-- Your objective --
Find the lines of data that contain the string "title", then list them.

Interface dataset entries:
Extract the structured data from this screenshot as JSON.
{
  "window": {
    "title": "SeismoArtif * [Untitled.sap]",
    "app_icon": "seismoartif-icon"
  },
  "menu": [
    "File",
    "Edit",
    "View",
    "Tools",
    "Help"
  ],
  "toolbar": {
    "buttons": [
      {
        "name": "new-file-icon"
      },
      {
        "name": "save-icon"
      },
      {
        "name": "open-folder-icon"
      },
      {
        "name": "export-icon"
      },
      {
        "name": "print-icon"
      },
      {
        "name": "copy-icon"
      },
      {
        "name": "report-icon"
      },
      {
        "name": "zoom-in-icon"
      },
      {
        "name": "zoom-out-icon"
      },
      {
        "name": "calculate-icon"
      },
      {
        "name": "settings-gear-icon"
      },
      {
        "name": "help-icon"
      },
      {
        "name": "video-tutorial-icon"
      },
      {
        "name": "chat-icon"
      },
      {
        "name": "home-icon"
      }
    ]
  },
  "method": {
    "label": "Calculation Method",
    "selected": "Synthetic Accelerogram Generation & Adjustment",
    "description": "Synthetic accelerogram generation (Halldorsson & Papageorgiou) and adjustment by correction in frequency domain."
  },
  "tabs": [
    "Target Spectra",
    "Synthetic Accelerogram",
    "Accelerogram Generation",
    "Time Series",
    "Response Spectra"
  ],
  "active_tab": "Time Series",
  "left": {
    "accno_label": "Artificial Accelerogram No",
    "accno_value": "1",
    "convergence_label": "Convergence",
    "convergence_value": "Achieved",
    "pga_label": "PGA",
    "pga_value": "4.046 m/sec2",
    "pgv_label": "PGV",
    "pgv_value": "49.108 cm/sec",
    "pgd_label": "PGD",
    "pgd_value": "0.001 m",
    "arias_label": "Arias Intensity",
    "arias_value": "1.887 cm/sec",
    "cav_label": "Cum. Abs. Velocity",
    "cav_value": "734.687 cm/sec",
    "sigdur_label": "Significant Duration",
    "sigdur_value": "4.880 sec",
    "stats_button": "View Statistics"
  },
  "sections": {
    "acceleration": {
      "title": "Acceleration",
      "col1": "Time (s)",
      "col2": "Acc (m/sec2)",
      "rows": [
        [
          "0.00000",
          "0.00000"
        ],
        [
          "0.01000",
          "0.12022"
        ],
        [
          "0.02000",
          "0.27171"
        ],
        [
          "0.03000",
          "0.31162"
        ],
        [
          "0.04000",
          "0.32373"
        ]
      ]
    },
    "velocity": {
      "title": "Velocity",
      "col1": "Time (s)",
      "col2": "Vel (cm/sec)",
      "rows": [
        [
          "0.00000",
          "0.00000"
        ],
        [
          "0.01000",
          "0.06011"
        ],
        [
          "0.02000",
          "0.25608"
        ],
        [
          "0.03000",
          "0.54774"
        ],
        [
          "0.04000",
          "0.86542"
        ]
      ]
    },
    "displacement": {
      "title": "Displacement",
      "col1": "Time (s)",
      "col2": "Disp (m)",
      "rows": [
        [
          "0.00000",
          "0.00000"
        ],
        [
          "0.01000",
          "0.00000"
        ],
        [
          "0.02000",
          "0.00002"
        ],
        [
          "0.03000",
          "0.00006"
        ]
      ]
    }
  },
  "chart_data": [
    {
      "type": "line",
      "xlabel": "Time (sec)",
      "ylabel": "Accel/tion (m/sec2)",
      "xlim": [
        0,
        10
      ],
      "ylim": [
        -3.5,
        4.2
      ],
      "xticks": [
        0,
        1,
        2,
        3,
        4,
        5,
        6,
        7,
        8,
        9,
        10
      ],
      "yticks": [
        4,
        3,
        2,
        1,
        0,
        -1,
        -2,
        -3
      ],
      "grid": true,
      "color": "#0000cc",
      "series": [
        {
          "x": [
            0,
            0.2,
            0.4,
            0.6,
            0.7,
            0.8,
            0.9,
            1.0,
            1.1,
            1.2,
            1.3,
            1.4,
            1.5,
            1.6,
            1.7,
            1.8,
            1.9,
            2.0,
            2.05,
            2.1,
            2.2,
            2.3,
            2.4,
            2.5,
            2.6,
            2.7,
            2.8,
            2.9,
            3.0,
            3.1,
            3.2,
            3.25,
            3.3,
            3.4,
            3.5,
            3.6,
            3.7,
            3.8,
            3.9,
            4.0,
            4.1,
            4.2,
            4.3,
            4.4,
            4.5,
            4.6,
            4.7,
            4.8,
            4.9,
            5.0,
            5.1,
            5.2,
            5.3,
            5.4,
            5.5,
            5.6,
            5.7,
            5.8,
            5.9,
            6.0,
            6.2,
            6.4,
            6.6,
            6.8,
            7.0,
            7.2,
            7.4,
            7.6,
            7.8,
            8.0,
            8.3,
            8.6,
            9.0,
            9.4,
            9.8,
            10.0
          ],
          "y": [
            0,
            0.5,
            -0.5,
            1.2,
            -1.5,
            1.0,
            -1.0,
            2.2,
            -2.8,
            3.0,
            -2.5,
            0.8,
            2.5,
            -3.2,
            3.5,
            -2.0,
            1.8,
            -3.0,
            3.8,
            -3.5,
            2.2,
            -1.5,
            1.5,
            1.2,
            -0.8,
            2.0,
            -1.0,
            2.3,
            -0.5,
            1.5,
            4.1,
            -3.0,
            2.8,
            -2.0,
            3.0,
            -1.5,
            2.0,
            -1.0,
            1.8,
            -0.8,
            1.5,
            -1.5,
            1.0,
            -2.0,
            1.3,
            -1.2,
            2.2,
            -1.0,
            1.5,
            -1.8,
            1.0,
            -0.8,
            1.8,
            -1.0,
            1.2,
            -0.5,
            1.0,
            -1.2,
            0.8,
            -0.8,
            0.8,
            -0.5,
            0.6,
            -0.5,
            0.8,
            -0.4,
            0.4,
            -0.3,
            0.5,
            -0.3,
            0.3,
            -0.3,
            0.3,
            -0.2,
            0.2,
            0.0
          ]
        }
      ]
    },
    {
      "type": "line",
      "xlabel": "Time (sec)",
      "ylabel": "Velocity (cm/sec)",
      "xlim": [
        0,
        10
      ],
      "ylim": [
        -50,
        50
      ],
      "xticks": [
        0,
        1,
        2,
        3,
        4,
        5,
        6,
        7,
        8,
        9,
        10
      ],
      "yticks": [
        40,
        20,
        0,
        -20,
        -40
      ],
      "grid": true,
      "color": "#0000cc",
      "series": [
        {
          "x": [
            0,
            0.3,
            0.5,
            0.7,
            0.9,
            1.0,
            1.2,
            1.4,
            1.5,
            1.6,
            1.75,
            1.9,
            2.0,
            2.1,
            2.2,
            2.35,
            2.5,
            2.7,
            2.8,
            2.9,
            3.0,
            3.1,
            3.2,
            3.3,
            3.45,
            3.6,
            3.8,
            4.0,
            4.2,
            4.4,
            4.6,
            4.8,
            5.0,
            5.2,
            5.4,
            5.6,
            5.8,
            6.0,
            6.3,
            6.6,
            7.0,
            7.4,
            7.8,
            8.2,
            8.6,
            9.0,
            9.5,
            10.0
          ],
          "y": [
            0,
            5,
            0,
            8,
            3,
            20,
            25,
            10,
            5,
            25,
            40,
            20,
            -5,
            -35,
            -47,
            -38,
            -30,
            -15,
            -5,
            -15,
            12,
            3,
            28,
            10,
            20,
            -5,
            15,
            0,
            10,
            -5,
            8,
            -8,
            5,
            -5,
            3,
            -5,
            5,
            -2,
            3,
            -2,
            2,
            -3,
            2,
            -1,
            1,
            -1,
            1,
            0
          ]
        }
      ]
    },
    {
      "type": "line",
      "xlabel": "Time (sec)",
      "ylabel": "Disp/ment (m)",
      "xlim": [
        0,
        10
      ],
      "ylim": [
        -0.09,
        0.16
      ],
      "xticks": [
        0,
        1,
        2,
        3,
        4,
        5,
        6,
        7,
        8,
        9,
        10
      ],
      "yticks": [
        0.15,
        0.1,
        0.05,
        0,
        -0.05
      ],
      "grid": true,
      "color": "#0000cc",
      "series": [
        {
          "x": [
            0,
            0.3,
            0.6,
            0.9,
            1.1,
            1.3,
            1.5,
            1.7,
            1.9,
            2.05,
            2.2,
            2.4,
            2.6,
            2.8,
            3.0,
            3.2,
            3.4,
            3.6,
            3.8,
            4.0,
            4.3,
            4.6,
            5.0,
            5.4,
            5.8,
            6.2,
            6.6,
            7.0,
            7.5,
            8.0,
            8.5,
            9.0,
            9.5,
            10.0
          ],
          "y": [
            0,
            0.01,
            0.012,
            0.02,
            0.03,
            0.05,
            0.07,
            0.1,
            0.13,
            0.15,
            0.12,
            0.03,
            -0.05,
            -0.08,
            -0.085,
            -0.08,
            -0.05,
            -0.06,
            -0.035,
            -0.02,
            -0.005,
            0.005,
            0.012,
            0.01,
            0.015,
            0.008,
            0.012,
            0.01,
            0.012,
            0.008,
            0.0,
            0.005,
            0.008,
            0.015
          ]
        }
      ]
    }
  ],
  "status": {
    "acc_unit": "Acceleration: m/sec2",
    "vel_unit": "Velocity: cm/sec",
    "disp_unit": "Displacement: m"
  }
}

-- Answer to this problem --
    "title": "SeismoArtif * [Untitled.sap]",
      "title": "Acceleration",
      "title": "Velocity",
      "title": "Displacement",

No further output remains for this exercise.